### [Task statement]
Filter this data down to the lines that hold "size", and copy them.

── Extracted data

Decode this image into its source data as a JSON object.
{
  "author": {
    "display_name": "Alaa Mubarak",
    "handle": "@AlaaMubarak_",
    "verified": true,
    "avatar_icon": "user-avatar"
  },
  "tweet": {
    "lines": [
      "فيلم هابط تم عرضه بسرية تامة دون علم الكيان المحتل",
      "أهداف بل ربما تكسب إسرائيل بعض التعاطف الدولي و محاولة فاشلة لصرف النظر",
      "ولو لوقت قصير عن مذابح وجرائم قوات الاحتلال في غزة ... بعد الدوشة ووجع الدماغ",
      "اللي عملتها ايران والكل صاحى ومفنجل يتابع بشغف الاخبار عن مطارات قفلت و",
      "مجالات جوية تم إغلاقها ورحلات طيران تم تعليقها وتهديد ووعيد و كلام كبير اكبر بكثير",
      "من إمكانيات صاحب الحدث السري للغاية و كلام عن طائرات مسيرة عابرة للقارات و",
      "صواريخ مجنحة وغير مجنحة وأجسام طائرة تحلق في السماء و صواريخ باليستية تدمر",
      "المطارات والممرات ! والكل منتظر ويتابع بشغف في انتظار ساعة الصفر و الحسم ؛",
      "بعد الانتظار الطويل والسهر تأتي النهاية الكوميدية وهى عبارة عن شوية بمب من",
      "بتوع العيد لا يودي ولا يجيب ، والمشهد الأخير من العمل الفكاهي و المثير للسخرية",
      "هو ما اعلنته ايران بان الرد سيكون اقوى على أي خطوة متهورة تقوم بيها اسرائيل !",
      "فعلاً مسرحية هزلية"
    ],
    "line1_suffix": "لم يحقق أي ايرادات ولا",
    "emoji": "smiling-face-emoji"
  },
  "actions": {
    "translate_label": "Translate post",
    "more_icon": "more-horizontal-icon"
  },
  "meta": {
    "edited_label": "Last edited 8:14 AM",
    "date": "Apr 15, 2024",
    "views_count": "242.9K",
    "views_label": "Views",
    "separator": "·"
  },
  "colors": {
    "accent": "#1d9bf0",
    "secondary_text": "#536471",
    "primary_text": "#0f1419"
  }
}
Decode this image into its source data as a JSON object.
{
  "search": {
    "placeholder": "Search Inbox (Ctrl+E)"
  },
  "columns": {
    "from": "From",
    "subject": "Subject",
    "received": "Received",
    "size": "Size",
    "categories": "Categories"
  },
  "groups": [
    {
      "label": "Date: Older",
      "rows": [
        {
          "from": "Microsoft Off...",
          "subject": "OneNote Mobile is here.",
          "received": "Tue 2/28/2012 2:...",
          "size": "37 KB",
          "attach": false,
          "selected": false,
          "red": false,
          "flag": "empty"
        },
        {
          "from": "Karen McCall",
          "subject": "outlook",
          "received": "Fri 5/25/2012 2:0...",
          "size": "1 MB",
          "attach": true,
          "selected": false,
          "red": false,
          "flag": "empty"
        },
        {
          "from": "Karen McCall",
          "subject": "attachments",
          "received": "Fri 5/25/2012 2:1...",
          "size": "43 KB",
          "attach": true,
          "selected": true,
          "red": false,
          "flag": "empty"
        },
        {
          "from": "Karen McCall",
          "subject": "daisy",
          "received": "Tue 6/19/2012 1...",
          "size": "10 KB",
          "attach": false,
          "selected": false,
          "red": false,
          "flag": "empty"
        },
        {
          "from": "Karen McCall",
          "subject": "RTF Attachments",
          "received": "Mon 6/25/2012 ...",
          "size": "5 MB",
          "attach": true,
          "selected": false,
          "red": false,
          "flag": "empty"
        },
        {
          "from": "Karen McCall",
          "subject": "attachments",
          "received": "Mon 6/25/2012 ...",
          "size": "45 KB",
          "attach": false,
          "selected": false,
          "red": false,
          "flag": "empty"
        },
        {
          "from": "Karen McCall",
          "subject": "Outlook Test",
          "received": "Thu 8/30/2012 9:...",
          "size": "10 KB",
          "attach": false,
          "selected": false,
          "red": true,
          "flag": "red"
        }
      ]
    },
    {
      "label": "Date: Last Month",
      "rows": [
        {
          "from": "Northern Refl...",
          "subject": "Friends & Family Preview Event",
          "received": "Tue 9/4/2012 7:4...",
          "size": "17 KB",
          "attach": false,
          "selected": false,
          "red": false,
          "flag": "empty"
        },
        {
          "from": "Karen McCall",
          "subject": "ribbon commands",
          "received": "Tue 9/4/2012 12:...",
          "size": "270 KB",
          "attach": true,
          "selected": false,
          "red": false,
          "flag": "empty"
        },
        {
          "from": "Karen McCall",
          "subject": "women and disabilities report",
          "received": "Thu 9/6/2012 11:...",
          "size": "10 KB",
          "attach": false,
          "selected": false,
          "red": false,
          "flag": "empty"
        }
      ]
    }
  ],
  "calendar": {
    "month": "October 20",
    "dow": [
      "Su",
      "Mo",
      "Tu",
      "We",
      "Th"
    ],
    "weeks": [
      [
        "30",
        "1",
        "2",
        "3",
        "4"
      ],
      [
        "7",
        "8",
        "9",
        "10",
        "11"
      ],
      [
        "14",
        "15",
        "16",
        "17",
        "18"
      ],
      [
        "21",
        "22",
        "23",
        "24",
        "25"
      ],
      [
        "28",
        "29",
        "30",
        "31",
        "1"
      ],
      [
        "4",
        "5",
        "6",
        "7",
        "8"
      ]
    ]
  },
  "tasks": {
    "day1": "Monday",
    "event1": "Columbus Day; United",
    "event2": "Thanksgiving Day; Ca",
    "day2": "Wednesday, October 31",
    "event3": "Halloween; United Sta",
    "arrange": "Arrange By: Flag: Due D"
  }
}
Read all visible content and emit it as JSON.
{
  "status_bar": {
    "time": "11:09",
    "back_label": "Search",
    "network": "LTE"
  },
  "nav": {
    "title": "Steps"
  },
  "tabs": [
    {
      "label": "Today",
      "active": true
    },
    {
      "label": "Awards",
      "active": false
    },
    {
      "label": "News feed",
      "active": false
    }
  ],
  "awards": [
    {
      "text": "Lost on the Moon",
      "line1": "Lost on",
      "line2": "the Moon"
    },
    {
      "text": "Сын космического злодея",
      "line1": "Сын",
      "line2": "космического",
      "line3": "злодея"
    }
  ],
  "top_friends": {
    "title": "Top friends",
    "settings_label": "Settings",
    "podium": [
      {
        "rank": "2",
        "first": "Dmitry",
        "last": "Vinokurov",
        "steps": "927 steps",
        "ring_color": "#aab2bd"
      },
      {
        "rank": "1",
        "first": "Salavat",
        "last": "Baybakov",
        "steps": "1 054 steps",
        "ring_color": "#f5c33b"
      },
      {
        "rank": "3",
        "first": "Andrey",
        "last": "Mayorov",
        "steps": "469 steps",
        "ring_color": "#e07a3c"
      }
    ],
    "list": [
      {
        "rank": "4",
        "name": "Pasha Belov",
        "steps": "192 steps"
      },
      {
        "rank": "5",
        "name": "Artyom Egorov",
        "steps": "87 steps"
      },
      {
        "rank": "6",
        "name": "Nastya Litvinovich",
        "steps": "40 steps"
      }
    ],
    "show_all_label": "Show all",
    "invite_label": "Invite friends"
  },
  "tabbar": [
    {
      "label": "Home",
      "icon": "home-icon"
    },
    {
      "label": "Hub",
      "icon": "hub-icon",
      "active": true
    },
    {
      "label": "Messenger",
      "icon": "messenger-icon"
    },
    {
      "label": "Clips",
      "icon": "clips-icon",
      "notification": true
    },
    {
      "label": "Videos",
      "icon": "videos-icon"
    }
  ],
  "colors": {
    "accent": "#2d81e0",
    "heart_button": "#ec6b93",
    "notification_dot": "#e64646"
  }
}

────

### [Exercise answer]
    "size": "Size",
          "size": "37 KB",
          "size": "1 MB",
          "size": "43 KB",
          "size": "10 KB",
          "size": "5 MB",
          "size": "45 KB",
          "size": "10 KB",
          "size": "17 KB",
          "size": "270 KB",
          "size": "10 KB",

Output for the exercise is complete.